Coun Andrew Sangar said: “In terms of Heart of the City, we have been here for 24 years and I’ve sat in numerous meetings where the public standing with display boards have all said that the facade of Pinstone Street is one of the things they want to keep and by the facade they mean the front, the roof and the chimneys…

“I think the idea that the whole scheme is going to fall apart if we don’t agree to this pulling down chimneys I think that’s clearly wrong.

“This is a really important piece of Sheffield’s heritage that the people of Sheffield care about and these chimneys are really important to the character of the conservation area and therefore I shall be voting against.”

Before making the decision Howard Baxter, planning officer, warned against refusal.

He said: “If the developer was required to put the chimneys in there would be a delay in the scheme coming forward and they would need to make savings elsewhere in the scheme which may have impacts on the quality of the scheme overall.
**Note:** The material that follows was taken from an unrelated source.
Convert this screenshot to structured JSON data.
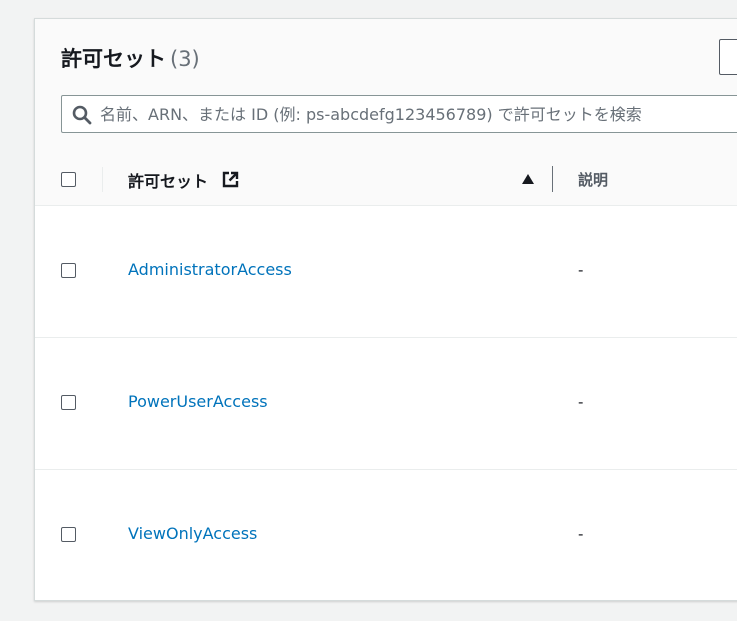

“This may result in the buildings being vacant for a longer period than we would expect if some of these potential occupiers are lost to the scheme.”